THE AWARDS (presented at the Closing Ceremony)

Best Short Film
Dina (Mozambique)
Best Documentary
Why Can’t I  (India)
Best Feature on Other Format
Distress (Iran)
Best Script
The Other/L’autre (France)
Best Direction
The Wedding Song/Le chant des mariées (France)
Best Actress
Sibel Kekilli in the film When We Leave (Germany)
Best Depiction of a Woman within the Goals of the Festival
The Wedding Song/Le chant des mariées (France)
Best Photography
Dog in a Sidecar (Japan)
Best Film
The Wedding Song/Le chant des mariées (France)

Women Filmmakers of Zimbabwe (WFOZ) in partnership with the UNWomen Gender Support Programme (UNIFEM) hosted the Ndichirimupenyu Awards. Now in its 6th year, the award honours women who have excelled in their various endeavours—including the categories art, business, sport and national social contributor. In 2010 the category Best Male Against Gender-based Violence was included to highlight the role of men as active players in the fight against gender-based violence. The African Fathers Initiative of Zimbabwe was very visible at the awards event. Similarly, the "New Man" section of the Festival introduced screenings of films that highlighted a new consciousness of what it takes to fulfil the role of a responsible, caring and loving “New Man” in African societies. 
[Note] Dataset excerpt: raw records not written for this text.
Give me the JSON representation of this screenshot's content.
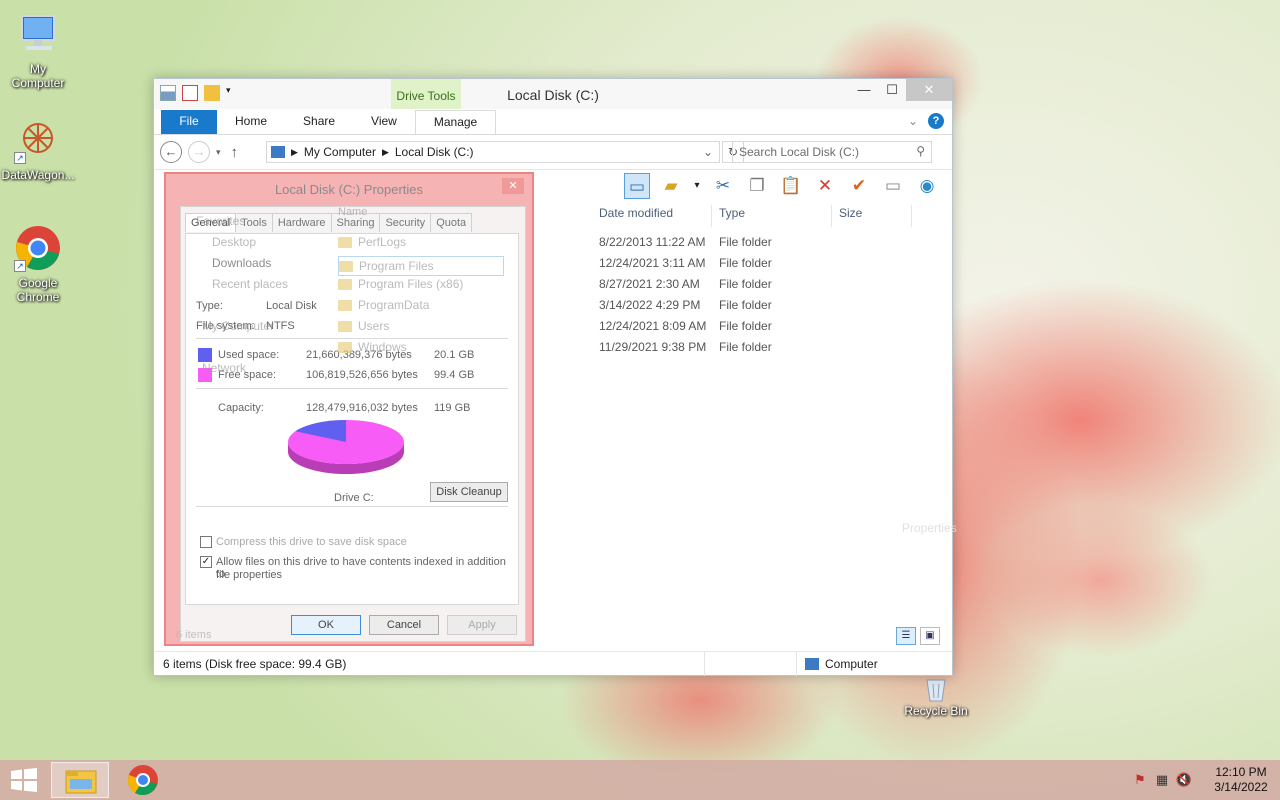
{
  "desktop": {
    "icons": [
      {
        "label_line1": "My",
        "label_line2": "Computer",
        "icon": "computer-icon"
      },
      {
        "label_line1": "DataWagon...",
        "label_line2": "",
        "icon": "datawagon-icon"
      },
      {
        "label_line1": "Google",
        "label_line2": "Chrome",
        "icon": "chrome-icon"
      },
      {
        "label_line1": "Recycle Bin",
        "label_line2": "",
        "icon": "recycle-bin-icon"
      }
    ]
  },
  "explorer": {
    "title": "Local Disk (C:)",
    "contextual_group": "Drive Tools",
    "tabs": [
      "File",
      "Home",
      "Share",
      "View",
      "Manage"
    ],
    "address": {
      "crumbs": [
        "My Computer",
        "Local Disk (C:)"
      ]
    },
    "search_placeholder": "Search Local Disk (C:)",
    "columns": [
      "Date modified",
      "Type",
      "Size"
    ],
    "rows": [
      {
        "date": "8/22/2013 11:22 AM",
        "type": "File folder"
      },
      {
        "date": "12/24/2021 3:11 AM",
        "type": "File folder"
      },
      {
        "date": "8/27/2021 2:30 AM",
        "type": "File folder"
      },
      {
        "date": "3/14/2022 4:29 PM",
        "type": "File folder"
      },
      {
        "date": "12/24/2021 8:09 AM",
        "type": "File folder"
      },
      {
        "date": "11/29/2021 9:38 PM",
        "type": "File folder"
      }
    ],
    "ghost_properties": "Properties",
    "status_left": "6 items (Disk free space: 99.4 GB)",
    "status_right": "Computer"
  },
  "nav_ghost": {
    "items": [
      "Favorites",
      "Desktop",
      "Downloads",
      "Recent places",
      "My Computer",
      "Network"
    ],
    "name_header": "Name",
    "folders": [
      "PerfLogs",
      "Program Files",
      "Program Files (x86)",
      "ProgramData",
      "Users",
      "Windows"
    ],
    "items_count": "6 items"
  },
  "properties": {
    "title": "Local Disk (C:) Properties",
    "tabs": [
      "General",
      "Tools",
      "Hardware",
      "Sharing",
      "Security",
      "Quota"
    ],
    "type_label": "Type:",
    "type_value": "Local Disk",
    "fs_label": "File system:",
    "fs_value": "NTFS",
    "used_label": "Used space:",
    "used_bytes": "21,660,389,376 bytes",
    "used_gb": "20.1 GB",
    "free_label": "Free space:",
    "free_bytes": "106,819,526,656 bytes",
    "free_gb": "99.4 GB",
    "capacity_label": "Capacity:",
    "capacity_bytes": "128,479,916,032 bytes",
    "capacity_gb": "119 GB",
    "drive_label": "Drive C:",
    "disk_cleanup": "Disk Cleanup",
    "compress_label": "Compress this drive to save disk space",
    "index_label_1": "Allow files on this drive to have contents indexed in addition to",
    "index_label_2": "file properties",
    "ok": "OK",
    "cancel": "Cancel",
    "apply": "Apply",
    "used_fraction": 0.169,
    "colors": {
      "used": "#5f5ff0",
      "free": "#f85cf6"
    }
  },
  "taskbar": {
    "time": "12:10 PM",
    "date": "3/14/2022"
  }
}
Other highlights of the festival were the Master Class, the World Premiere of Nyaminymi and the Evil Eggs and the Distinguished Woman of African Cinema Award. Presented by UK-based Lizelle Bisschoff from South Africa, the Master Class entitled "Women in African Cinema: Questions of Absence and Presence", was the subject of her recent doctoral thesis. The World Premiere of the film Nyaminymi and the Evil Eggs by Tsitsi Dangarembga included the presentation of the Artists Charter for Zimbabwe, the screening, and a lively discussion with the filmmaker, producers and audience. Three women were nominated for the Distinguished Woman in African Cinema Award: Producer Jackie Cahi of Zimbabwe, Producer Bridget Pickering of Namibia and African Cinema Scholar and Centre Director Beti Ellerson of the United States. Beti Ellerson was awarded the prize for her important contribution to the advancement of African women in cinema.

The International Images Film Festival for Women concluded with a farewell by Tsitsi Dangarembga, founder and outgoing director of IIFF, and at its 10-year anniversary, a passing of the baton to Yvonne Jila as she takes the reigns as new director.

Report by Beti Ellerson, November 2011

Also read about other proceedings on conferences, forums and meetings of African Women in Cinema on the African Women in Cinema Blog:

Keynote: "40 years of cinema by women of Africa" by Beti Ellerson. Colloquy: Francophone African Women Filmmakers: 40 years of cinema (1972-2012), Paris, 23 and 24 November 2012. Follow link

Report on the Colloquium-Meeting "Francophone African Women Filmmakers: 40 years of cinema (1972-2012)" - Paris, 23-24 November 2012. Follow link

Report on Afrikamera 2012 Women on and behind the screen. Follow link

Women and Film in Africa: Overcoming Social Barriers, University of Westminster, London, 19–20 November 2011. A report by Bronwen Pugsley. Follow link

Report on the African Women Filmmakers Forum 2010 - Johannesburg. Follow link